Posted: 15th September 2015   In: Dispute Resolution, Dispute Resolution

The government has announced plans to prevent illegal immigrants renting properties. It will also crack down on rogue landlords who exploit immigrants and supply them with substandard accommodation.

Ministers say measures in the forthcoming Immigration Bill will enable landlords to evict illegal immigrant tenants more easily, by giving them the means to end a tenancy when a person’s leave to remain in the UK ends - in some circumstances without a court order.

This will be triggered by a notice issued by the Home Office confirming that the tenant no longer has the right to rent in the UK. The landlord would then be expected to take action to ensure that the illegal immigrant tenant or occupant leaves the property.

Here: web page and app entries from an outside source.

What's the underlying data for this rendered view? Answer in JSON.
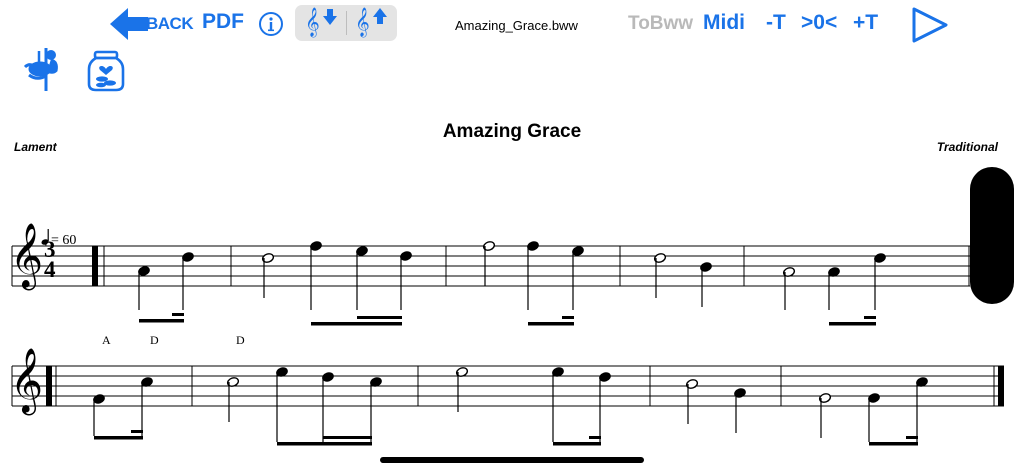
{
  "toolbar": {
    "back_label": "BACK",
    "pdf_label": "PDF",
    "info_icon": "info-circle-icon",
    "clef_down_icon": "treble-clef-down-icon",
    "clef_up_icon": "treble-clef-up-icon",
    "filename": "Amazing_Grace.bww",
    "tobww_label": "ToBww",
    "midi_label": "Midi",
    "minus_t_label": "-T",
    "zero_label": ">0<",
    "plus_t_label": "+T",
    "play_icon": "play-icon",
    "piper_icon": "bagpiper-icon",
    "jar_icon": "tip-jar-icon",
    "accent_color": "#1a73e8",
    "disabled_color": "#b9b9b9"
  },
  "score": {
    "title": "Amazing Grace",
    "style": "Lament",
    "composer": "Traditional",
    "time_sig_top": "3",
    "time_sig_bottom": "4",
    "tempo_text": "= 60",
    "chords": [
      "A",
      "D",
      "D"
    ]
  }
}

In addition, landlords will be required to conduct “right to rent” checks on their tenants’ immigration status before offering a tenancy agreement. The move follows a successful pilot scheme running in the West Midlands.

There will also be a new criminal offence targeted at unscrupulous landlords and agents who repeatedly fail to conduct the “right to rent” checks or fail to take steps to remove illegal immigrants from their property.

These landlords may face a fine, up to five years’ imprisonment and further sanctions under the Proceeds of Crime Act.

Forthcoming legislation will create a blacklist of persistent rogue landlords and letting agents, helping councils to focus their enforcement action on where it is most needed, and keeping track of those who have been convicted of housing offences.

And new measures will prevent a landlord or letting agent from renting out of properties if they are repeat offenders.

Other measures include:

We shall keep clients informed of developments.

Please contact Janice Young if you would like more information about the issues raised in this article or any aspect of commercial property law.

Posted by: Janice Young
Dispute Resolution
Luton Office